You’ll need a rock-solid WR#1. WR is one of the most volatile positions, so consider stability in offensive scheme and quality QB play here when evaluating players—the WR’s talent can only take him so far. Hakeem Nicks might be a good choice—he’s got the talent and cast to put up top-five numbers but won’t cost as much as an Andre Johnson or a Roddy White, both of whom will command a premium on name alone.

Go for Emerging Stars at WR#2
Allot a fair amount of your budget for another quality WR, aiming for upside at WR#2. Tampa Bay Mike Williams or Jeremy Maclin (injury concerns can make for a bargain) might be a good call here. Both offer value as either could put up top-12 numbers, but will come at a WR#15-20 price.

Emphasize Consistency for Your WR#3
You don’t need big numbers from a WR#3, just regular points at a discount price. Think high-floor, low ceiling. This translates into a NFL WR#1 from an offense with question marks. In 2010, Santana Moss fit this description, and churned out enough points on a regular basis to support a championship team while coming at a low price. Moss is once again a candidate for this spot, while other candidates would be Mike Thomas and Steve Johnson. For your fourth and fifth slots, don’t spend much money and aim for deep, deep sleepers. Jerome Simpson and Denarius Moore might fill the bill here.

Grab a Second-Tier TE with Upside
Get Greg Olsen or a similar second-tier TE with upside and backstop him with $1 sleeper like Ben Watson. You will overspend on an Antonio Gates or a Witten robbing you of the ability to spend on a sleeper RB. The position is deeper than it has ever been—save the money for another position.

Because You Have To: DST and Kickers
Place a minimum bid on a kicker; throw a few bucks at a top-five defense if possible, otherwise, take a flyer on the 49ers (playing in the NFC Weak) or the Lions.

To recap: Using this strategy, your starting lineup might look like Tom Brady, Steven Jackson, Tim Hightower, Hakeem Nicks, Jeremy Maclin, Santana Moss, Greg Olsen, a damned kicker, and the Niners.
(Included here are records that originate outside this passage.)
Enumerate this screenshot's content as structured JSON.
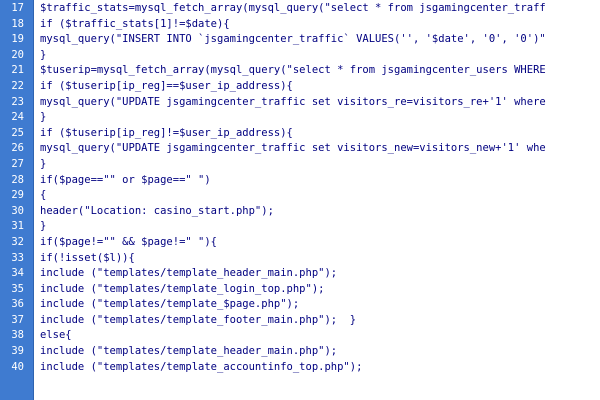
{
  "editor": {
    "lines": [
      {
        "num": "17",
        "text": "$traffic_stats=mysql_fetch_array(mysql_query(\"select * from jsgamingcenter_traff"
      },
      {
        "num": "18",
        "text": "if ($traffic_stats[1]!=$date){"
      },
      {
        "num": "19",
        "text": "mysql_query(\"INSERT INTO `jsgamingcenter_traffic` VALUES('', '$date', '0', '0')\""
      },
      {
        "num": "20",
        "text": "}"
      },
      {
        "num": "21",
        "text": "$tuserip=mysql_fetch_array(mysql_query(\"select * from jsgamingcenter_users WHERE"
      },
      {
        "num": "22",
        "text": "if ($tuserip[ip_reg]==$user_ip_address){"
      },
      {
        "num": "23",
        "text": "mysql_query(\"UPDATE jsgamingcenter_traffic set visitors_re=visitors_re+'1' where"
      },
      {
        "num": "24",
        "text": "}"
      },
      {
        "num": "25",
        "text": "if ($tuserip[ip_reg]!=$user_ip_address){"
      },
      {
        "num": "26",
        "text": "mysql_query(\"UPDATE jsgamingcenter_traffic set visitors_new=visitors_new+'1' whe"
      },
      {
        "num": "27",
        "text": "}"
      },
      {
        "num": "28",
        "text": "if($page==\"\" or $page==\" \")"
      },
      {
        "num": "29",
        "text": "{"
      },
      {
        "num": "30",
        "text": "header(\"Location: casino_start.php\");"
      },
      {
        "num": "31",
        "text": "}"
      },
      {
        "num": "32",
        "text": "if($page!=\"\" && $page!=\" \"){"
      },
      {
        "num": "33",
        "text": "if(!isset($l)){"
      },
      {
        "num": "34",
        "text": "include (\"templates/template_header_main.php\");"
      },
      {
        "num": "35",
        "text": "include (\"templates/template_login_top.php\");"
      },
      {
        "num": "36",
        "text": "include (\"templates/template_$page.php\");"
      },
      {
        "num": "37",
        "text": "include (\"templates/template_footer_main.php\");  }"
      },
      {
        "num": "38",
        "text": "else{"
      },
      {
        "num": "39",
        "text": "include (\"templates/template_header_main.php\");"
      },
      {
        "num": "40",
        "text": "include (\"templates/template_accountinfo_top.php\");"
      }
    ]
  }
}
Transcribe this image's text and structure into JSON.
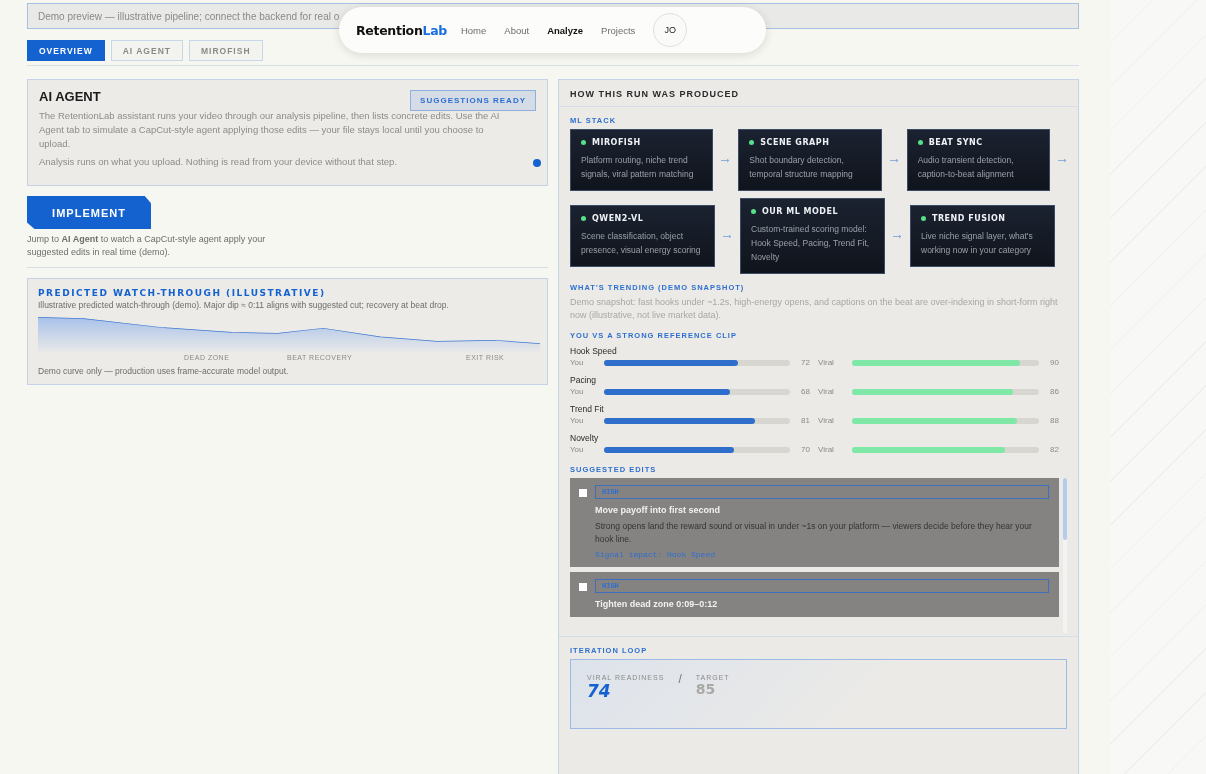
{
  "banner": {
    "text": "Demo preview — illustrative pipeline; connect the backend for real o"
  },
  "nav": {
    "logo": {
      "main": "Retention",
      "accent": "Lab"
    },
    "items": [
      {
        "label": "Home",
        "selected": false
      },
      {
        "label": "About",
        "selected": false
      },
      {
        "label": "Analyze",
        "selected": true
      },
      {
        "label": "Projects",
        "selected": false
      }
    ],
    "avatar": "JO"
  },
  "tabs": [
    {
      "label": "OVERVIEW",
      "selected": true
    },
    {
      "label": "AI AGENT",
      "selected": false
    },
    {
      "label": "MIROFISH",
      "selected": false
    }
  ],
  "agent_card": {
    "title": "AI AGENT",
    "badge": "SUGGESTIONS READY",
    "paragraphs": [
      "The RetentionLab assistant runs your video through our analysis pipeline, then lists concrete edits. Use the AI Agent tab to simulate a CapCut-style agent applying those edits — your file stays local until you choose to upload.",
      "Analysis runs on what you upload. Nothing is read from your device without that step."
    ],
    "live": true
  },
  "implement": {
    "button": "IMPLEMENT",
    "note": "Jump to **AI Agent** to watch a CapCut-style agent apply your suggested edits in real time (demo)."
  },
  "watch_through": {
    "title": "PREDICTED WATCH-THROUGH (ILLUSTRATIVE)",
    "subtitle": "Illustrative predicted watch-through (demo). Major dip ≈ 0:11 aligns with suggested cut; recovery at beat drop.",
    "markers": [
      "DEAD ZONE",
      "BEAT RECOVERY",
      "EXIT RISK"
    ],
    "footnote": "Demo curve only — production uses frame-accurate model output."
  },
  "run_panel": {
    "title": "HOW THIS RUN WAS PRODUCED",
    "ml_stack": {
      "heading": "ML STACK",
      "rows": [
        [
          {
            "name": "MIROFISH",
            "description": "Platform routing, niche trend signals, viral pattern matching"
          },
          {
            "name": "SCENE GRAPH",
            "description": "Shot boundary detection, temporal structure mapping"
          },
          {
            "name": "BEAT SYNC",
            "description": "Audio transient detection, caption-to-beat alignment"
          }
        ],
        [
          {
            "name": "QWEN2-VL",
            "description": "Scene classification, object presence, visual energy scoring"
          },
          {
            "name": "OUR ML MODEL",
            "description": "Custom-trained scoring model: Hook Speed, Pacing, Trend Fit, Novelty"
          },
          {
            "name": "TREND FUSION",
            "description": "Live niche signal layer, what's working now in your category"
          }
        ]
      ]
    },
    "trending": {
      "heading": "WHAT'S TRENDING (DEMO SNAPSHOT)",
      "text": "Demo snapshot: fast hooks under ~1.2s, high-energy opens, and captions on the beat are over-indexing in short-form right now (illustrative, not live market data)."
    },
    "comparison": {
      "heading": "YOU VS A STRONG REFERENCE CLIP",
      "metrics": [
        {
          "name": "Hook Speed",
          "you": {
            "label": "You",
            "level": 0.72,
            "value": "72"
          },
          "viral": {
            "label": "Viral",
            "level": 0.9,
            "value": "90"
          }
        },
        {
          "name": "Pacing",
          "you": {
            "label": "You",
            "level": 0.68,
            "value": "68"
          },
          "viral": {
            "label": "Viral",
            "level": 0.86,
            "value": "86"
          }
        },
        {
          "name": "Trend Fit",
          "you": {
            "label": "You",
            "level": 0.81,
            "value": "81"
          },
          "viral": {
            "label": "Viral",
            "level": 0.88,
            "value": "88"
          }
        },
        {
          "name": "Novelty",
          "you": {
            "label": "You",
            "level": 0.7,
            "value": "70"
          },
          "viral": {
            "label": "Viral",
            "level": 0.82,
            "value": "82"
          }
        }
      ]
    },
    "suggested_edits": {
      "heading": "SUGGESTED EDITS",
      "items": [
        {
          "checked": false,
          "priority": "HIGH",
          "title": "Move payoff into first second",
          "description": "Strong opens land the reward sound or visual in under ~1s on your platform — viewers decide before they hear your hook line.",
          "signal": "Signal impact: Hook Speed"
        },
        {
          "checked": false,
          "priority": "HIGH",
          "title": "Tighten dead zone 0:09–0:12"
        }
      ]
    },
    "iteration_loop": {
      "heading": "ITERATION LOOP",
      "readiness_label": "VIRAL READINESS",
      "readiness": "74",
      "separator": "/",
      "target_label": "TARGET",
      "target": "85"
    }
  }
}
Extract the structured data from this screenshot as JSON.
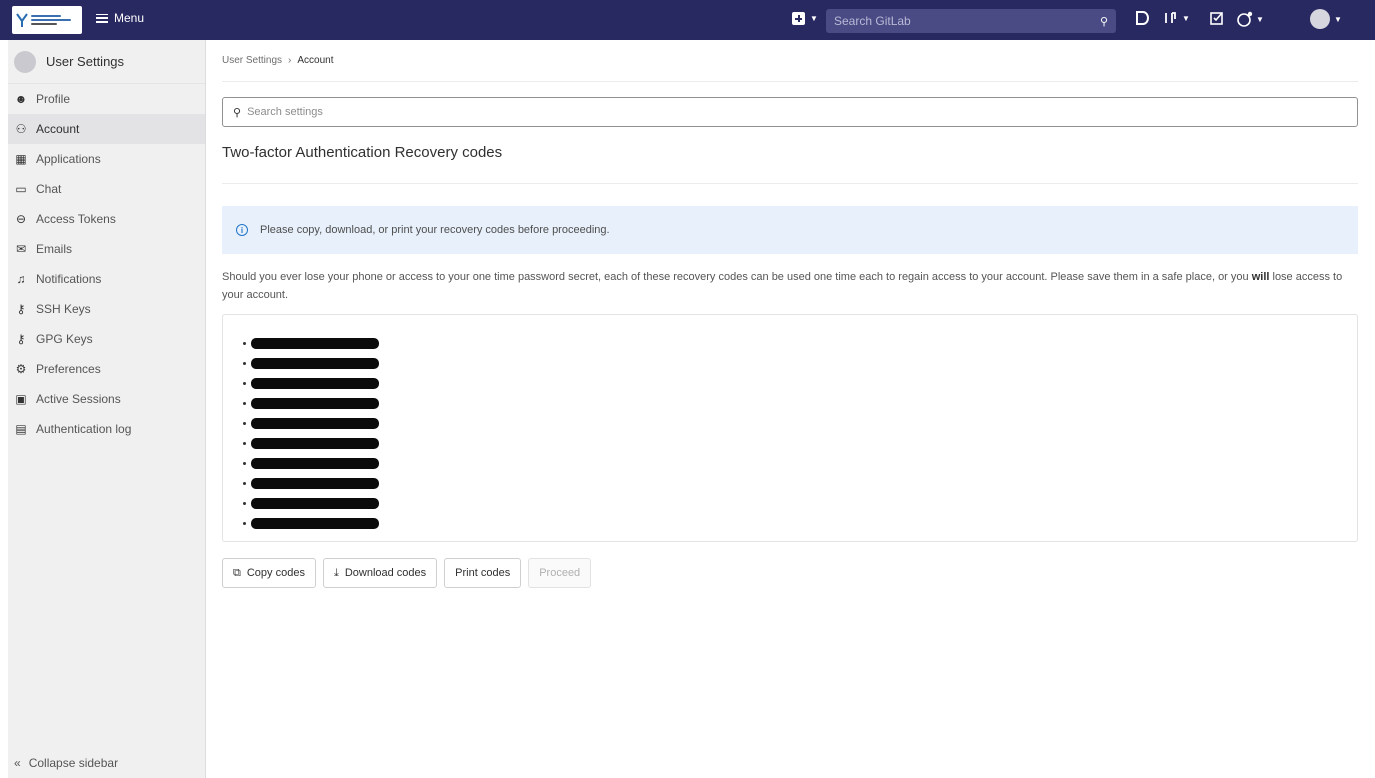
{
  "topbar": {
    "menu_label": "Menu",
    "search_placeholder": "Search GitLab",
    "icons": [
      "new-item-icon",
      "search-icon",
      "issues-icon",
      "merge-requests-icon",
      "todos-icon",
      "help-icon",
      "user-avatar"
    ]
  },
  "sidebar": {
    "title": "User Settings",
    "items": [
      {
        "label": "Profile",
        "icon": "profile-icon",
        "glyph": "☻"
      },
      {
        "label": "Account",
        "icon": "account-icon",
        "glyph": "⚇",
        "active": true
      },
      {
        "label": "Applications",
        "icon": "applications-icon",
        "glyph": "▦"
      },
      {
        "label": "Chat",
        "icon": "chat-icon",
        "glyph": "▭"
      },
      {
        "label": "Access Tokens",
        "icon": "token-icon",
        "glyph": "⊖"
      },
      {
        "label": "Emails",
        "icon": "email-icon",
        "glyph": "✉"
      },
      {
        "label": "Notifications",
        "icon": "bell-icon",
        "glyph": "♫"
      },
      {
        "label": "SSH Keys",
        "icon": "key-icon",
        "glyph": "⚷"
      },
      {
        "label": "GPG Keys",
        "icon": "key-icon",
        "glyph": "⚷"
      },
      {
        "label": "Preferences",
        "icon": "preferences-icon",
        "glyph": "⚙"
      },
      {
        "label": "Active Sessions",
        "icon": "monitor-icon",
        "glyph": "▣"
      },
      {
        "label": "Authentication log",
        "icon": "log-icon",
        "glyph": "▤"
      }
    ],
    "collapse_label": "Collapse sidebar"
  },
  "breadcrumb": {
    "parent": "User Settings",
    "current": "Account"
  },
  "search_settings": {
    "placeholder": "Search settings"
  },
  "page_title": "Two-factor Authentication Recovery codes",
  "alert_text": "Please copy, download, or print your recovery codes before proceeding.",
  "description": {
    "part1": "Should you ever lose your phone or access to your one time password secret, each of these recovery codes can be used one time each to regain access to your account. Please save them in a safe place, or you ",
    "bold": "will",
    "part2": " lose access to your account."
  },
  "recovery_codes_count": 10,
  "buttons": {
    "copy": "Copy codes",
    "download": "Download codes",
    "print": "Print codes",
    "proceed": "Proceed"
  }
}
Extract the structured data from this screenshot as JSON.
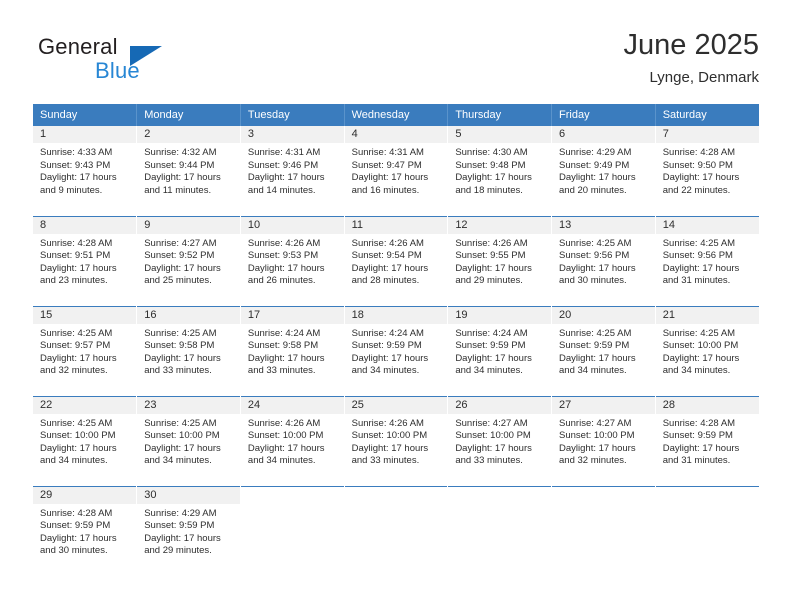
{
  "logo": {
    "word_one": "General",
    "word_two": "Blue",
    "triangle_icon": "blue-triangle-icon",
    "colors": {
      "general": "#231f20",
      "blue": "#2786d4",
      "triangle": "#1669b5"
    }
  },
  "header": {
    "title": "June 2025",
    "subtitle": "Lynge, Denmark"
  },
  "theme": {
    "header_band": "#3a7cbe",
    "daynum_band": "#f1f1f1",
    "text": "#2e2e2e",
    "row_rule": "#3a7cbe"
  },
  "weekday_headers": [
    "Sunday",
    "Monday",
    "Tuesday",
    "Wednesday",
    "Thursday",
    "Friday",
    "Saturday"
  ],
  "labels": {
    "sunrise_prefix": "Sunrise:",
    "sunset_prefix": "Sunset:",
    "daylight_prefix": "Daylight:"
  },
  "weeks": [
    [
      {
        "day": "1",
        "sunrise": "Sunrise: 4:33 AM",
        "sunset": "Sunset: 9:43 PM",
        "daylight_a": "Daylight: 17 hours",
        "daylight_b": "and 9 minutes."
      },
      {
        "day": "2",
        "sunrise": "Sunrise: 4:32 AM",
        "sunset": "Sunset: 9:44 PM",
        "daylight_a": "Daylight: 17 hours",
        "daylight_b": "and 11 minutes."
      },
      {
        "day": "3",
        "sunrise": "Sunrise: 4:31 AM",
        "sunset": "Sunset: 9:46 PM",
        "daylight_a": "Daylight: 17 hours",
        "daylight_b": "and 14 minutes."
      },
      {
        "day": "4",
        "sunrise": "Sunrise: 4:31 AM",
        "sunset": "Sunset: 9:47 PM",
        "daylight_a": "Daylight: 17 hours",
        "daylight_b": "and 16 minutes."
      },
      {
        "day": "5",
        "sunrise": "Sunrise: 4:30 AM",
        "sunset": "Sunset: 9:48 PM",
        "daylight_a": "Daylight: 17 hours",
        "daylight_b": "and 18 minutes."
      },
      {
        "day": "6",
        "sunrise": "Sunrise: 4:29 AM",
        "sunset": "Sunset: 9:49 PM",
        "daylight_a": "Daylight: 17 hours",
        "daylight_b": "and 20 minutes."
      },
      {
        "day": "7",
        "sunrise": "Sunrise: 4:28 AM",
        "sunset": "Sunset: 9:50 PM",
        "daylight_a": "Daylight: 17 hours",
        "daylight_b": "and 22 minutes."
      }
    ],
    [
      {
        "day": "8",
        "sunrise": "Sunrise: 4:28 AM",
        "sunset": "Sunset: 9:51 PM",
        "daylight_a": "Daylight: 17 hours",
        "daylight_b": "and 23 minutes."
      },
      {
        "day": "9",
        "sunrise": "Sunrise: 4:27 AM",
        "sunset": "Sunset: 9:52 PM",
        "daylight_a": "Daylight: 17 hours",
        "daylight_b": "and 25 minutes."
      },
      {
        "day": "10",
        "sunrise": "Sunrise: 4:26 AM",
        "sunset": "Sunset: 9:53 PM",
        "daylight_a": "Daylight: 17 hours",
        "daylight_b": "and 26 minutes."
      },
      {
        "day": "11",
        "sunrise": "Sunrise: 4:26 AM",
        "sunset": "Sunset: 9:54 PM",
        "daylight_a": "Daylight: 17 hours",
        "daylight_b": "and 28 minutes."
      },
      {
        "day": "12",
        "sunrise": "Sunrise: 4:26 AM",
        "sunset": "Sunset: 9:55 PM",
        "daylight_a": "Daylight: 17 hours",
        "daylight_b": "and 29 minutes."
      },
      {
        "day": "13",
        "sunrise": "Sunrise: 4:25 AM",
        "sunset": "Sunset: 9:56 PM",
        "daylight_a": "Daylight: 17 hours",
        "daylight_b": "and 30 minutes."
      },
      {
        "day": "14",
        "sunrise": "Sunrise: 4:25 AM",
        "sunset": "Sunset: 9:56 PM",
        "daylight_a": "Daylight: 17 hours",
        "daylight_b": "and 31 minutes."
      }
    ],
    [
      {
        "day": "15",
        "sunrise": "Sunrise: 4:25 AM",
        "sunset": "Sunset: 9:57 PM",
        "daylight_a": "Daylight: 17 hours",
        "daylight_b": "and 32 minutes."
      },
      {
        "day": "16",
        "sunrise": "Sunrise: 4:25 AM",
        "sunset": "Sunset: 9:58 PM",
        "daylight_a": "Daylight: 17 hours",
        "daylight_b": "and 33 minutes."
      },
      {
        "day": "17",
        "sunrise": "Sunrise: 4:24 AM",
        "sunset": "Sunset: 9:58 PM",
        "daylight_a": "Daylight: 17 hours",
        "daylight_b": "and 33 minutes."
      },
      {
        "day": "18",
        "sunrise": "Sunrise: 4:24 AM",
        "sunset": "Sunset: 9:59 PM",
        "daylight_a": "Daylight: 17 hours",
        "daylight_b": "and 34 minutes."
      },
      {
        "day": "19",
        "sunrise": "Sunrise: 4:24 AM",
        "sunset": "Sunset: 9:59 PM",
        "daylight_a": "Daylight: 17 hours",
        "daylight_b": "and 34 minutes."
      },
      {
        "day": "20",
        "sunrise": "Sunrise: 4:25 AM",
        "sunset": "Sunset: 9:59 PM",
        "daylight_a": "Daylight: 17 hours",
        "daylight_b": "and 34 minutes."
      },
      {
        "day": "21",
        "sunrise": "Sunrise: 4:25 AM",
        "sunset": "Sunset: 10:00 PM",
        "daylight_a": "Daylight: 17 hours",
        "daylight_b": "and 34 minutes."
      }
    ],
    [
      {
        "day": "22",
        "sunrise": "Sunrise: 4:25 AM",
        "sunset": "Sunset: 10:00 PM",
        "daylight_a": "Daylight: 17 hours",
        "daylight_b": "and 34 minutes."
      },
      {
        "day": "23",
        "sunrise": "Sunrise: 4:25 AM",
        "sunset": "Sunset: 10:00 PM",
        "daylight_a": "Daylight: 17 hours",
        "daylight_b": "and 34 minutes."
      },
      {
        "day": "24",
        "sunrise": "Sunrise: 4:26 AM",
        "sunset": "Sunset: 10:00 PM",
        "daylight_a": "Daylight: 17 hours",
        "daylight_b": "and 34 minutes."
      },
      {
        "day": "25",
        "sunrise": "Sunrise: 4:26 AM",
        "sunset": "Sunset: 10:00 PM",
        "daylight_a": "Daylight: 17 hours",
        "daylight_b": "and 33 minutes."
      },
      {
        "day": "26",
        "sunrise": "Sunrise: 4:27 AM",
        "sunset": "Sunset: 10:00 PM",
        "daylight_a": "Daylight: 17 hours",
        "daylight_b": "and 33 minutes."
      },
      {
        "day": "27",
        "sunrise": "Sunrise: 4:27 AM",
        "sunset": "Sunset: 10:00 PM",
        "daylight_a": "Daylight: 17 hours",
        "daylight_b": "and 32 minutes."
      },
      {
        "day": "28",
        "sunrise": "Sunrise: 4:28 AM",
        "sunset": "Sunset: 9:59 PM",
        "daylight_a": "Daylight: 17 hours",
        "daylight_b": "and 31 minutes."
      }
    ],
    [
      {
        "day": "29",
        "sunrise": "Sunrise: 4:28 AM",
        "sunset": "Sunset: 9:59 PM",
        "daylight_a": "Daylight: 17 hours",
        "daylight_b": "and 30 minutes."
      },
      {
        "day": "30",
        "sunrise": "Sunrise: 4:29 AM",
        "sunset": "Sunset: 9:59 PM",
        "daylight_a": "Daylight: 17 hours",
        "daylight_b": "and 29 minutes."
      },
      {
        "day": "",
        "sunrise": "",
        "sunset": "",
        "daylight_a": "",
        "daylight_b": ""
      },
      {
        "day": "",
        "sunrise": "",
        "sunset": "",
        "daylight_a": "",
        "daylight_b": ""
      },
      {
        "day": "",
        "sunrise": "",
        "sunset": "",
        "daylight_a": "",
        "daylight_b": ""
      },
      {
        "day": "",
        "sunrise": "",
        "sunset": "",
        "daylight_a": "",
        "daylight_b": ""
      },
      {
        "day": "",
        "sunrise": "",
        "sunset": "",
        "daylight_a": "",
        "daylight_b": ""
      }
    ]
  ]
}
Not bad.

Good luck, and let me know how your draft turns out.